Trainers keep their cool


photo by Matthew Dearolph

Junior Abigail Maxwell led the student athletic trainers to carry the cold-water immersion tub to the football field.

As she dragged the cold-water immersion tub behind her, junior student athletic trainer Sophia Ramirez struggled across the football field, face mask shortening her breath. Behind her, fellow athletic trainer, senior Addison Smith, rolled a cart weighed down with 60 pounds of ice. Finally arriving at their destination, Ramirez started to fill the 150 gallon tub with water to prepare it for cold-water immersion. 

 Athletic trainers such as Ramirez have taken on new responsibilities since the Zachary Martin Act. After Zachary Martin died from heat exhaustion at Fort Myers Riverdale High School from running sprints in 2017, the FHSAA passed the Zachary Martin Act requring high schools to have cold-water immersion tubs on hand. In case any athletes start to show symptoms of heat exhaustion, the tubs cool down athletes’ core body temperature.Student athletic trainers learned to spot the signs of heat exhaustion, such as lack of sweating, throbbing, or glazed-over eyes. If they noticed something off, they would follow the “cool before transport” procedure; trainers would transport the players to the cold-water immersion tub and submerge them for 15 minutes before going to the hospital. 

“I would feel a little stressed out if someone suffered from heat trauma, but it’s important to remain calm,” student trainer Ryleigh Mitchell said.  

In the past, if a player exhibited signs of heat exhaustion, trainers removed them from practice and led them to the shade.
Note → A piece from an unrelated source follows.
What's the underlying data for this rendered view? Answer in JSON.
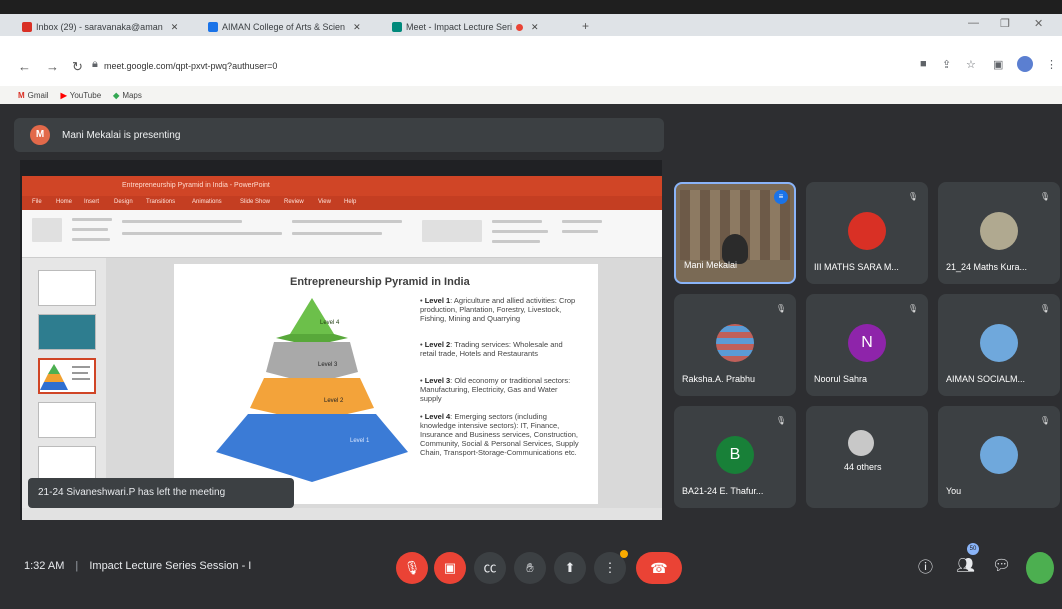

If they still seemed disoriented, the player would be moved into a building with air conditioning and if they started to fall unconscious,they would go into the cold-water immersion tub. 

“The Zachary Martin Act is better than what we have done in past years,” Miessau said. “The guidelines are much safer and they give strict rules and guidance instead of guess work for when decisions are made. We live in one of the most dangerous climates when heat is not properly checked.”

The Wet Bulb Globe Temperature heat stress gauge, or Wet bulb, was also added this year to ensure safety. It uses an algorithm to calculate the temperature for which heat trauma procedures are based on. A Wet bulb showing over 90 degrees Fahrenheit prevents football players from wearing pads; above 92 degrees Fahrenheit and no team can practice outside. 

“I’ve been practicing in the heat for three years and it is a pain to stop practice multiple times to take off and put on our pads every couple minutes,” fullback Aramis Sattler said. 

Rules for off-campus sports are different. While off-campus sports are required to have tarps on hand with 20 pounds of ice, they do not have trainers or cold-water immersion tubs nearby.  Instead, coaches and players learn the “taco method” where teammates wrap the player experiencing heat exhaustion in a tarp with ice for 15 minutes. 

“We took a heat illness course and I learned what to do when someone is experiencing heat exhaustion while we are running,” senior cross country runner Jacob Smith said. “I would be nervous for the person’s health but excited to try out the taco method.”

Trainers and students continue to cope with the heat as summer approaches its end. However, the Zachary Martin Act allows for little risk of heat trauma. 

Matthew Dearolph